Back at home, I gave it a look, and decided to switch to this engine. There's a bunch of features that can be a pain to develop and stabilize, like PingBack and TrackBack protocols. It's nice to have it out of the box.

I'm just hoping that it is going to increase the visibility of this blog. We'll see :)

.NET Threads, CallContext and ILogicalThreadAffinative

By Jerome at February 10, 2008 21:53 Tags: , ,

I've recently been looking for a way to automatically pass information from a thread's current call context to any thread that's been spawned from this thread. This can be useful for many reasons, and sometimes having some TLS information like the current user, or some custom context information.

This can be done by wrapping any thread entry point around some custom code that will effectively pass the context to the new thread.
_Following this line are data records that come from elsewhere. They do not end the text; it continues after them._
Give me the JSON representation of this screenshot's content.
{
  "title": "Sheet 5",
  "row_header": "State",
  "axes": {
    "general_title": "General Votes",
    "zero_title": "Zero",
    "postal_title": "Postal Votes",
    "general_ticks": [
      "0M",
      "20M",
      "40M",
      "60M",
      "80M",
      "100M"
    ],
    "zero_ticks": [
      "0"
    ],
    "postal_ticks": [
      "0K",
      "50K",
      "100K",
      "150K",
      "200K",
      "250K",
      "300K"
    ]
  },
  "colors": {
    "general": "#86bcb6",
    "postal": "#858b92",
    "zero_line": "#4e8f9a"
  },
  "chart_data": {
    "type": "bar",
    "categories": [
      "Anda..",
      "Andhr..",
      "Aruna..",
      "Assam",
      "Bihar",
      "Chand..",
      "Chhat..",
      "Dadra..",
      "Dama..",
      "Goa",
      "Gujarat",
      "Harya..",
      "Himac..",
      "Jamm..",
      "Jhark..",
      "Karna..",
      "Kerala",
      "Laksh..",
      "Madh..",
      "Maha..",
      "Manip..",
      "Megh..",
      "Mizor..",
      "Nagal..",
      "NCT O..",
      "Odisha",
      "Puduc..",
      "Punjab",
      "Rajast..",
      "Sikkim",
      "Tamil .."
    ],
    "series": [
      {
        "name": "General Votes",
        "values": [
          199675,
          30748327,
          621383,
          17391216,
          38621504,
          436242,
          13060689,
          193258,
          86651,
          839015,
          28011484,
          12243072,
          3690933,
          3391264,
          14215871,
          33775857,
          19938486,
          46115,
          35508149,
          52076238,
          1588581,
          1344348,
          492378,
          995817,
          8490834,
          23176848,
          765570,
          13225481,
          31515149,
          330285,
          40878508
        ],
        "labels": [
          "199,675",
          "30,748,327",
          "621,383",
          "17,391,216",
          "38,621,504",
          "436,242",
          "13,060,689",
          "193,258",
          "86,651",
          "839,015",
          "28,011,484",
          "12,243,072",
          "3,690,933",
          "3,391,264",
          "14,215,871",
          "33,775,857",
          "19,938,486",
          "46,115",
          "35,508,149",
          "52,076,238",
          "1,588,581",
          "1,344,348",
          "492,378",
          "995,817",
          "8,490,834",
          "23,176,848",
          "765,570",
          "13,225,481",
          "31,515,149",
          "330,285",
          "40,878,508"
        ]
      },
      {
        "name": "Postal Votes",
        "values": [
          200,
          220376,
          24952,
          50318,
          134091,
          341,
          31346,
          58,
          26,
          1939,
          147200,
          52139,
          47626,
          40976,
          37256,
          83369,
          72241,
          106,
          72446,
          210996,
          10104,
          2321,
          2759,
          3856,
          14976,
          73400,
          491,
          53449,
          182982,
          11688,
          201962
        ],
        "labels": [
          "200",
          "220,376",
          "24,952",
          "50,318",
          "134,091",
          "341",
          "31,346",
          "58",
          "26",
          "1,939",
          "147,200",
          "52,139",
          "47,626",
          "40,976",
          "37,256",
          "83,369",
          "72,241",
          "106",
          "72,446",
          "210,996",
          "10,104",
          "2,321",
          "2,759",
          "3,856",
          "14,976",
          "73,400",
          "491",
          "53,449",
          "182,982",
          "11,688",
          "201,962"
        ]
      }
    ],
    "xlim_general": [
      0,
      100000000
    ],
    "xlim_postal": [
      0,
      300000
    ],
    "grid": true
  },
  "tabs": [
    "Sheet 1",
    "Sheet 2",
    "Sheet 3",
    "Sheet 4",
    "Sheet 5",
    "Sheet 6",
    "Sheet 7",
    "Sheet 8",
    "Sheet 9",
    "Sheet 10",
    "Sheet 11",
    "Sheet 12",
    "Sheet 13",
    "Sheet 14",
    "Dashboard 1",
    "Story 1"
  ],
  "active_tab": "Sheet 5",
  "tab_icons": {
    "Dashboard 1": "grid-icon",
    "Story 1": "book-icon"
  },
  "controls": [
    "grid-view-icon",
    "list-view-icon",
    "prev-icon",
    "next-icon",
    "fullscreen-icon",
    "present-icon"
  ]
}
This is a bit annoying, especially if this is information that is generated internally by a framework, because it requires the user of the framework to always use the wrapping method.

There's a way around this by using the CallContext class, and particularly GetData/SetData methods. Problem is, if you set some data in the CallContext, it will not pass onto a spawned thread. Actually, it will if the type you are placing in the CallContext implements the ILogicalThreadAffinative interface.

This is a marker interface that is used to avoid context data that is not meant to "flow" through each spawned thread.

It's also interesting to know that ILogicalThreadAffinative flagged types will also be passed along to threads spawned by the thread pool, and incidentally to delegates enqueued via the BeginInvoke compiler generated method.

Finally, in case of a remoting call, any ILogicalThreadAffinative flagged type will also serialized to the remote context and be serialized back to the local context.

Being able to step through the Framework's code has been somehow a time saver to better understand this :)

Some news on Bluetooth Remote Control for Windows Mobile

By Jerome at January 15, 2008 01:00 Tags:

Some news around my little software utility...

I don't have plans for a major release yet, but maybe I'll make an other small release to add some really minor enhancements.

Stay tuned :) And thanks for using Bluetooth Remote Control for Windows Mobile !

About me

My name is Jerome Laban, I am a Software Architect, C# MVP and .NET enthustiast from Montréal, QC. You will find my blog on this site, where I'm adding my thoughts on current events, or the things I'm working on, such as the Remote Control for Windows Phone.